Edward J. Ray, President, University Day Remarks
September 22, 20110, 10:30am
La Sells Stewart Center
Thank you, and welcome to the opening of the 2011-12 academic year. It is a pleasure to mark this day every year, and to look forward to honoring people who have made distinctive contributions to the University.
Let me use the few minutes I have to take stock of where we are.
When I came to OSU in 2003 – and I know many of you are familiar with this story– budgets were being cut and the mood was a little grim. When I set out to meet with faculty, well-meaning folks warned me, “You know, a lot of faculty members are a little depressed.”
And I said to the faculty, when I met with them, “You know, given everything that’s going on, if you’re not a little depressed, you’re not paying attention.”
Well, I think I can say today that if you look around at Oregon State University and you are not proud of your part in what is going on, then you are not paying attention!
And I know you are all paying attention.
When we adopted our Strategic Plan in 2003 and began planning The Campaign for OSU, one of the things we talked about was the importance of doing our part to prepare OSU for the future so we could better serve Oregon and the world.
The evidence is that collectively we are doing this well despite the challenges we face. Let me give you some examples.
We said it was essential we help keep Oregon’s best and brightest students in Oregon.
Well, over the last three years OSU has been enrolling more top-ranked Portland area students than any university anywhere. This fall we were more than twice as successful as the second place school.
We made the same order of commitment when it came to diversity, and we have increased the percentage of minority students every year.
We are also much more international than we were. We have more out of state students. More graduate students.

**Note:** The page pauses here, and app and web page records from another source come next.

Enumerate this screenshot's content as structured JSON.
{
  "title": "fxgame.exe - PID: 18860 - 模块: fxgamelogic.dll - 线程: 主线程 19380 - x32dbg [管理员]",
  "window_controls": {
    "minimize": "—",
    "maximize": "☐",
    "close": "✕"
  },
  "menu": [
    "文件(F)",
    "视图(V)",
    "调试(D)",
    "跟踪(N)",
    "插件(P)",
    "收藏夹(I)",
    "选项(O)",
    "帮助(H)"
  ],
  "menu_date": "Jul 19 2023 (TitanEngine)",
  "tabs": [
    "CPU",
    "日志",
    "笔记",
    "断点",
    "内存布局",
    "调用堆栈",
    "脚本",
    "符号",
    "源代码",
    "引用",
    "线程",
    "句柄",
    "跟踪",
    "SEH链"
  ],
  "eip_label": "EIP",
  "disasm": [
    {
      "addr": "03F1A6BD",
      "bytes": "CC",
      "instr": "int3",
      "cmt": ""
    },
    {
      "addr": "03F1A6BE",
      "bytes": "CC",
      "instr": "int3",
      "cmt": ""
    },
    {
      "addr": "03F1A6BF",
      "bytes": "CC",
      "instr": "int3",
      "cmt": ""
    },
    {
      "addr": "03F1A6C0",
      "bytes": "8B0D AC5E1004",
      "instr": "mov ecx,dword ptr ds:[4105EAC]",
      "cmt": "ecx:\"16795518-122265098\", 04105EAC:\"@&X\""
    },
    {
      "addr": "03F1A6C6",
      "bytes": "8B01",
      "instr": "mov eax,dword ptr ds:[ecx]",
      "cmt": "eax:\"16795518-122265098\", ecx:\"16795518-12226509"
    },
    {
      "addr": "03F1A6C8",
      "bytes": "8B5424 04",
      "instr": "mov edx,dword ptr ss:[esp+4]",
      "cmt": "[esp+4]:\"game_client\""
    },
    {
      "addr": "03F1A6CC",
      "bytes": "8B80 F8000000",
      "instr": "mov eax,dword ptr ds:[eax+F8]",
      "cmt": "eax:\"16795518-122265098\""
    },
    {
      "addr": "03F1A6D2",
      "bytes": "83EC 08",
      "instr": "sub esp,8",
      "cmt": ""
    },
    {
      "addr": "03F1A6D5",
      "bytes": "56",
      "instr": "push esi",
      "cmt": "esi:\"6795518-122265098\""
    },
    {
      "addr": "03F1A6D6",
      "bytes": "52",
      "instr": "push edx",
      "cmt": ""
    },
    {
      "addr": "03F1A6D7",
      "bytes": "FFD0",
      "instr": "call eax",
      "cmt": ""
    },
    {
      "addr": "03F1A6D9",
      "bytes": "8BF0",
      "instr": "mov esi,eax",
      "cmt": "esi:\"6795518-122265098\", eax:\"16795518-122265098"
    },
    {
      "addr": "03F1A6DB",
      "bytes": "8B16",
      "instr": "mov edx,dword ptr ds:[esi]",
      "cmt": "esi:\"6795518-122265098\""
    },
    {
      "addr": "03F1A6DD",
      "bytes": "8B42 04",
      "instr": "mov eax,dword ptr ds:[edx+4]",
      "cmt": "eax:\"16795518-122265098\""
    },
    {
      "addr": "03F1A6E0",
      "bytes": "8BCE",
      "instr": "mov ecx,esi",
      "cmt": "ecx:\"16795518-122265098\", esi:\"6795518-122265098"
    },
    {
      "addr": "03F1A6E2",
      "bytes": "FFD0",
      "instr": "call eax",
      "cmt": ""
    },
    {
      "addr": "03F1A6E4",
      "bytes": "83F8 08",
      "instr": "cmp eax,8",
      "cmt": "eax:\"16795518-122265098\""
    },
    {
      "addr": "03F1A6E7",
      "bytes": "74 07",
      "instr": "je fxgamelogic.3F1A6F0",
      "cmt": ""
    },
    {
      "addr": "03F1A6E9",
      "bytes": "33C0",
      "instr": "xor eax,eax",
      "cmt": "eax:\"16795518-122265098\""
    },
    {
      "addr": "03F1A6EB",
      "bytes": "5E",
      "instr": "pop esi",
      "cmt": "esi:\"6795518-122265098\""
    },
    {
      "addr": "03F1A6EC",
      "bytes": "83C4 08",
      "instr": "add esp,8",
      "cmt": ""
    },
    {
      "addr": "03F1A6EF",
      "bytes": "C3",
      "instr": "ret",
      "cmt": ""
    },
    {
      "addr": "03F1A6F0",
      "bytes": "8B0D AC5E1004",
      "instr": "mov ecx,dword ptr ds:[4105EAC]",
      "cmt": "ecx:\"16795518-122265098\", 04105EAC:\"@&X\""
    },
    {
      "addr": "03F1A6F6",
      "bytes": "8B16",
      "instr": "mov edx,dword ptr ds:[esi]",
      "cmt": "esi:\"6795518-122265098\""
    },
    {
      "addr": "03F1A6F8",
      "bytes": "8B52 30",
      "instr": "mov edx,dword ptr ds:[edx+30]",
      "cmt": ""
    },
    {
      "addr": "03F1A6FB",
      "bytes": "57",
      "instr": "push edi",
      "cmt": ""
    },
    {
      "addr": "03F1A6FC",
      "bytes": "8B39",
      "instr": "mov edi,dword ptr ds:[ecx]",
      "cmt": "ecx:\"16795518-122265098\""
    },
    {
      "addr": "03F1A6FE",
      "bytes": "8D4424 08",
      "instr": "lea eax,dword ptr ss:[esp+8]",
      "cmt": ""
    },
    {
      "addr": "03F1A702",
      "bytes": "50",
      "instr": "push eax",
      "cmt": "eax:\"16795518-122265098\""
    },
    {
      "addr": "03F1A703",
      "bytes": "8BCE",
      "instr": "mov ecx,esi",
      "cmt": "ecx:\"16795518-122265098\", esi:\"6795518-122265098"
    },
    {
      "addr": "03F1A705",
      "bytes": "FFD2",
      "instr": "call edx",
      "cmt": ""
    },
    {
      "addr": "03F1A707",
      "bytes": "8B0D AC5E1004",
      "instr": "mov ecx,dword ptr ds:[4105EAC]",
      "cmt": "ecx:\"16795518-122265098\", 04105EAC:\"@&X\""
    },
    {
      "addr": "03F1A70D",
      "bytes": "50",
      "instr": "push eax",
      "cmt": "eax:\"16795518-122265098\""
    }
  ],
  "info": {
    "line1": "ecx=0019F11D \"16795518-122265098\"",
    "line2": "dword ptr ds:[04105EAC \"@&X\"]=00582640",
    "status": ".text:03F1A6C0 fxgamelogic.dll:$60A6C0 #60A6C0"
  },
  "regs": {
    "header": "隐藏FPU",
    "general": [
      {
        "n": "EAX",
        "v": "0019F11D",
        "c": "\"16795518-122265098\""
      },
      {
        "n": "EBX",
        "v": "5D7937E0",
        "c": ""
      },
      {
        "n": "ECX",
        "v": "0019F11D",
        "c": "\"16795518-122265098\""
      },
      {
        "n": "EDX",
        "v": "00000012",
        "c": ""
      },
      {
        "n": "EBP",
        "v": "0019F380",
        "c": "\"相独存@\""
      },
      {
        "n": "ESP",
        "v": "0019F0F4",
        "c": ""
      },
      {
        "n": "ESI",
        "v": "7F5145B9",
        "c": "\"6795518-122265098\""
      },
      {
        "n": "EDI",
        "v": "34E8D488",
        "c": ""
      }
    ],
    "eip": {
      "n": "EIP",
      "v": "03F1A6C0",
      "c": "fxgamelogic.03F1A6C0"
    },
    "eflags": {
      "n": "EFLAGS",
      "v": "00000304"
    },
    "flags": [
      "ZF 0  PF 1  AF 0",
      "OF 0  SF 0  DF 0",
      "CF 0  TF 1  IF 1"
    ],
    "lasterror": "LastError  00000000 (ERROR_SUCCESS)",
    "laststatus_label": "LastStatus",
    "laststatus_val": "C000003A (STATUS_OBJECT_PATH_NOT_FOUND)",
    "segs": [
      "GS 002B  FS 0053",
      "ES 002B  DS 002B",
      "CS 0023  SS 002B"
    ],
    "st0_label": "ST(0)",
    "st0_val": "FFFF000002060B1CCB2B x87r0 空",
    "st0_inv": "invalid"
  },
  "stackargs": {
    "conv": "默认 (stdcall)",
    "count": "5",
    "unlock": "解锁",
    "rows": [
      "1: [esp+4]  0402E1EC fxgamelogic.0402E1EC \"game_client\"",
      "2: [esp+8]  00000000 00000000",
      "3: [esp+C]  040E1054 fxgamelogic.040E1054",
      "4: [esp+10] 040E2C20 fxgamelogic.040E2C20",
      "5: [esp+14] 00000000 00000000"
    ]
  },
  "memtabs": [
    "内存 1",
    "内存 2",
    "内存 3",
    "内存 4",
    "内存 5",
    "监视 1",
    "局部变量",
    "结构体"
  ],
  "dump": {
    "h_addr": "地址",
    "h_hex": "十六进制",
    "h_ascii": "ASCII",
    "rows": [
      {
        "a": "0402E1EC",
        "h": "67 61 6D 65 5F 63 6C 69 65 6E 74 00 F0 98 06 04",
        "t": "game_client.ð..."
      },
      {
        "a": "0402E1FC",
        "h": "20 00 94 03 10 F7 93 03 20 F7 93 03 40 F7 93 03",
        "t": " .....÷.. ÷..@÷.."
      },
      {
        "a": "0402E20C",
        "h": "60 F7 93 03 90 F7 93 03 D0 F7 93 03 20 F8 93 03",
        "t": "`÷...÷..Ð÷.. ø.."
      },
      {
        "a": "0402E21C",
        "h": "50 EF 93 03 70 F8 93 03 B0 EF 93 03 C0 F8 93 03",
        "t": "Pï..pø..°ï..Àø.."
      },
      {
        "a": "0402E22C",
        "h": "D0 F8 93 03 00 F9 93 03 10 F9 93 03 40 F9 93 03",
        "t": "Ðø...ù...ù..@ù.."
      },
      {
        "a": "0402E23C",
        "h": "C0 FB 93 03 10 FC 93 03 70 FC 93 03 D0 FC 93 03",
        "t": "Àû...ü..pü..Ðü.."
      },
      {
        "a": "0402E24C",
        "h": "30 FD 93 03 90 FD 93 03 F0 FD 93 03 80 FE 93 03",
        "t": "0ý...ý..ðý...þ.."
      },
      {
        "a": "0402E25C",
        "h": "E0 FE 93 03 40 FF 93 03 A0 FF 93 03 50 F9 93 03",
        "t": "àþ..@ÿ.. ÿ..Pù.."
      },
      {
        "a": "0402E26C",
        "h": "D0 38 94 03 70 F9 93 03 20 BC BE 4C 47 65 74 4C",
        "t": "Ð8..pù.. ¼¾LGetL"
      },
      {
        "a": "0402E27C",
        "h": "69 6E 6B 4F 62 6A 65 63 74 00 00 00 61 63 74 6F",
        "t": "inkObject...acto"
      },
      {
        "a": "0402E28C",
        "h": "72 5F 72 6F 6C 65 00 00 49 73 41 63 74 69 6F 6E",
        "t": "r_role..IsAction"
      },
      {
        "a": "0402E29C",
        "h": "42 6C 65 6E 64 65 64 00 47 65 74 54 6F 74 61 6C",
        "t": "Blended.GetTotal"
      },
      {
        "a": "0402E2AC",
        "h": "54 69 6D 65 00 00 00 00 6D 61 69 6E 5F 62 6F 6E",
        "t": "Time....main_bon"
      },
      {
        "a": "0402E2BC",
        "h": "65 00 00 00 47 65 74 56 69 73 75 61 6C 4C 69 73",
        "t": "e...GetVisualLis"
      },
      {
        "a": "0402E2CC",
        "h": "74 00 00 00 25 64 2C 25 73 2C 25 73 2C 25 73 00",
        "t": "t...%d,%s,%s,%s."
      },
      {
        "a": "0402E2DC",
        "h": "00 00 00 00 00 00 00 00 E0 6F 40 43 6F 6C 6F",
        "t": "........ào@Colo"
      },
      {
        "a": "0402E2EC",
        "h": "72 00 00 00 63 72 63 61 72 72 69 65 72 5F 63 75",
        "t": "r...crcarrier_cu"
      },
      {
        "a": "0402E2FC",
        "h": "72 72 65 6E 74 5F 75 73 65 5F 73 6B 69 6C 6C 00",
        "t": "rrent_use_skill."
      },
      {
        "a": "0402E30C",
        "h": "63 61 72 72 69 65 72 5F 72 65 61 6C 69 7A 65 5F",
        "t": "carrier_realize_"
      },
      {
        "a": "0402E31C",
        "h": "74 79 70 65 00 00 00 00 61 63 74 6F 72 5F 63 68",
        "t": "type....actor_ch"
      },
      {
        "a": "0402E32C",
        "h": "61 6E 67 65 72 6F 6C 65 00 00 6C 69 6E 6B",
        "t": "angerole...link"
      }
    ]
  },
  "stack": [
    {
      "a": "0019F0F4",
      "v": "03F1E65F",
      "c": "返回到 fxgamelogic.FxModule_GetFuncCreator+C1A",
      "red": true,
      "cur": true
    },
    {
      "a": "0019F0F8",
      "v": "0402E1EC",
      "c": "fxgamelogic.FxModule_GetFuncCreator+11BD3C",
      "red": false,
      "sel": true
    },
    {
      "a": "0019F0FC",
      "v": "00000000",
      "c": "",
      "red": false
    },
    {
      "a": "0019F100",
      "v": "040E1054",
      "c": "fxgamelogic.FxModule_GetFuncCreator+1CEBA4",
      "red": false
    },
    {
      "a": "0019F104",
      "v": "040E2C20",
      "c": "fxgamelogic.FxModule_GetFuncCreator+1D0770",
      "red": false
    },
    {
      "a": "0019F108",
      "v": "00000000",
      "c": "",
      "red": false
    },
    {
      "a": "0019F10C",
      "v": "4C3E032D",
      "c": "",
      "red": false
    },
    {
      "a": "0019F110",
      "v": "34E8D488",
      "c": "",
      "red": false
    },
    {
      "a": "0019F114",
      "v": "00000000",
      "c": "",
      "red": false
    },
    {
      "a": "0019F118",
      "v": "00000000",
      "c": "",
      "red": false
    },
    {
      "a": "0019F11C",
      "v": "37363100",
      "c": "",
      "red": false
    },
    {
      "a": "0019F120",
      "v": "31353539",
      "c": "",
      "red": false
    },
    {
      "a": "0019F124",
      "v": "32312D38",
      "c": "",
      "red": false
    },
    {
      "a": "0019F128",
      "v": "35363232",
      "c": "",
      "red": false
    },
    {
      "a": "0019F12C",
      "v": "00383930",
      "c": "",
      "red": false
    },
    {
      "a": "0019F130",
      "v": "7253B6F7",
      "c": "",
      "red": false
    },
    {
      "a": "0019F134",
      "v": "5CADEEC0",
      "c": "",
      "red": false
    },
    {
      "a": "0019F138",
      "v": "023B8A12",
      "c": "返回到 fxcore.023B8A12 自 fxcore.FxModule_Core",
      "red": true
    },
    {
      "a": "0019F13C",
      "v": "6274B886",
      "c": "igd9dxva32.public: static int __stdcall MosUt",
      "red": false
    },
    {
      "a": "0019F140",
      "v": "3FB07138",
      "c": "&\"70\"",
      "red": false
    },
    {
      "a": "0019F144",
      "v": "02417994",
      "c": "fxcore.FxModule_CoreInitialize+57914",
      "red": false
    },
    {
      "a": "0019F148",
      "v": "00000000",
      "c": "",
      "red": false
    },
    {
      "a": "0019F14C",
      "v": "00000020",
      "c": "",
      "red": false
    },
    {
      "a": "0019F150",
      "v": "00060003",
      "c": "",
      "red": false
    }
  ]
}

Many of you will remember conversations about how essential it was that the University and Foundation and Alumni Association collaborate more effectively so that OSU could get up to speed with our contemporaries in fundraising. This was crucial if our aspirations for OSU’s future were ever going to be realized.
Well, the success there has been really gratifying. At the end of August we were at $743 million toward our reset goal of $850 million. The success of this first-ever capital campaign has been remarkable. In particular, over the last year we have focused on increasing endowed faculty positions through the Campaign. We have more doubled the number of endowed faculty positions since the campaign started, and our total now stands at 95. In this spirit, I am pleased to announce today that Allyn Ford, the head of Roseburg Forest Products, and his wife Cheryl Ramberg-Ford, have just made a $5 million commitment to endow the Dean’s position in the College of Forestry at Oregon State University. This is the second endowed deanship created during the Campaign for OSU.
And the OSU Foundation is now regarded as one of the real leaders among similar organizations nationally.
The numbers I think you should focus on and feel especially good about are these:
The news has been equally good for our research program. We have routinely set records, and last year – when many of our peers were down significantly – we held our own at $262 million.
We talked about positioning OSU to make greater contributions to Oregon’s economic and social prosperity. Here again, we’ve made great strides:
As you all know, thanks to the generosity of our alumni and friends we are also transforming the campus physically with new facilities and renovated classrooms.
In sum, working together we are doing a lot to help strengthen OSU as a vibrant, growing institution able to pursue its mission passionately and effectively. You should be very proud indeed.
I know there has been a cost to this. Many people in this community have worked, and continue to work, at nearly an unsustainable pace and the sense of community that is so important in the history and fabric of this great place has been strained.
In my speech later this Fall to the Faculty Senate I will outline some of the steps we are taking to address this issue. Let me highlight just a few of them.
For starters, we are adding new faculty, with 30 new tenure track positions added this year. We will soon announce plans for adding additional new faculty. We have also provided funds to add sections to so-called bottleneck courses.
We will moderate our enrollment growth rate and focus on recruiting entering classes that are increasing diverse and include the best and brightest students.
We are taking internal actions, including adding an ombudsperson and acting to address bullying on campus.
The Campus Business Centers are already helping streamline operations, and we are working diligently at the system level to make sure the new status for the university system translates into more operating freedom and flexibility on campuses.
We have come through a very bad economy in solid financial shape. More importantly, we have been able to maintain our momentum and stick carefully to our Strategic Plan. This is a credit to everyone in the community.
When we see the continuity of outstanding students and faculty who study and learn here; the students and faculty who join us this fall; and our graduates – our alumni – who represent this university in the world, we should be very proud.
When we celebrate the accomplishments of our colleagues, as we will shortly, we should be very proud.
This University is engaged in a continuing, evolving statement about our responsibility and opportunity to serve the state and nation and world. We are all privileged to have a part in that mission. And the statement we are making together is profound and wonderful.
Thank you, and have a great year.